What you are asked to do
This exercise calls for every line of the data below with the string "Console" in it.

Records for the task
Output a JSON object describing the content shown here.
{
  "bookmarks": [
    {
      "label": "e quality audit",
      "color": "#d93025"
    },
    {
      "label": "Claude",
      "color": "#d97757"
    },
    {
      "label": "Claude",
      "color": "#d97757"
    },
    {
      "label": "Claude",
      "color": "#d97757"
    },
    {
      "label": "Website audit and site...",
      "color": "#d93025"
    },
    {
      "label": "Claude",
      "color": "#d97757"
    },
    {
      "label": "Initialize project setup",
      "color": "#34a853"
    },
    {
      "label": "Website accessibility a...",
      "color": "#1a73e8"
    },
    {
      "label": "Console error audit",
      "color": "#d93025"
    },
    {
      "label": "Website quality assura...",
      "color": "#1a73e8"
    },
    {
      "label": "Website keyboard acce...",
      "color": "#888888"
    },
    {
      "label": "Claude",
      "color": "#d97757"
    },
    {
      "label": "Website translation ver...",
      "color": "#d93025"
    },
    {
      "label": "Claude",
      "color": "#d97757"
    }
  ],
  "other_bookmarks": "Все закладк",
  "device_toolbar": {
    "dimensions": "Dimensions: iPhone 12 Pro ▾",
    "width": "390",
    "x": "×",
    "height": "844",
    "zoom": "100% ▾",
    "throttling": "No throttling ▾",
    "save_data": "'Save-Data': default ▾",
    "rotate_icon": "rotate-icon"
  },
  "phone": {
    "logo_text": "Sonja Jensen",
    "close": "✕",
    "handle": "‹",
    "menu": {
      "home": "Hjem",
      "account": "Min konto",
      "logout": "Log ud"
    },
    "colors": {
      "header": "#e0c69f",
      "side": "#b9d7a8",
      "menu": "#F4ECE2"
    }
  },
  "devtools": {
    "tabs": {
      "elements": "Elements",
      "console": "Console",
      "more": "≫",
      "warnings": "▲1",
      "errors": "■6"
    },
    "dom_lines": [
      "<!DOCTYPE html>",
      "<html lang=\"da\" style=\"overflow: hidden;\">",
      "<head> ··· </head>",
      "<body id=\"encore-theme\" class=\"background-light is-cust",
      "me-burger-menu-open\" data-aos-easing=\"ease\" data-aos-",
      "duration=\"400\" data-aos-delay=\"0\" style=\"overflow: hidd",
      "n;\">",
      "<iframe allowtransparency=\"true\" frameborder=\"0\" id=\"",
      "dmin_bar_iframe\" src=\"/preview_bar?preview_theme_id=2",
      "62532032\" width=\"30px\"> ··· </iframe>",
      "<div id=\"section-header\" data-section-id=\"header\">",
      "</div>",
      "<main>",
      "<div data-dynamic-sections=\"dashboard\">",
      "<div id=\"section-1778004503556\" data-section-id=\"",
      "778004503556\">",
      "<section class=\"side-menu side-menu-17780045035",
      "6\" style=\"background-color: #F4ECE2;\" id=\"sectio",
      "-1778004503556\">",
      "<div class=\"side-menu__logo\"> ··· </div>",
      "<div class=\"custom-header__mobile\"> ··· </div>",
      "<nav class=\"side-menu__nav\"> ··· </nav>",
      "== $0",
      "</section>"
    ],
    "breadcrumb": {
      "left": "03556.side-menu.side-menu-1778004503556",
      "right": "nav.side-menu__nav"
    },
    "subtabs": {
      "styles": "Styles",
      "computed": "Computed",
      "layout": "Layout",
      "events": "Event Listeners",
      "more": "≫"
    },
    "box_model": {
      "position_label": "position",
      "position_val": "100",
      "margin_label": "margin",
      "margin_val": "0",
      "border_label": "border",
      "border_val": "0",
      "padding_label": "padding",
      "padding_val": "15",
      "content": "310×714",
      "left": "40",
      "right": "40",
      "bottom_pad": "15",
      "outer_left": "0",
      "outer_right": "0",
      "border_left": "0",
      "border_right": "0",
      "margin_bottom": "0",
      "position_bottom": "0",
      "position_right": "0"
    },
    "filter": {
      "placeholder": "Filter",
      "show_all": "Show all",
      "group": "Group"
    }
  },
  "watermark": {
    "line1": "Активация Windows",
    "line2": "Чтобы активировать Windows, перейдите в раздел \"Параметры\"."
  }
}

Response to the task
      "label": "Console error audit",
      "console": "Console",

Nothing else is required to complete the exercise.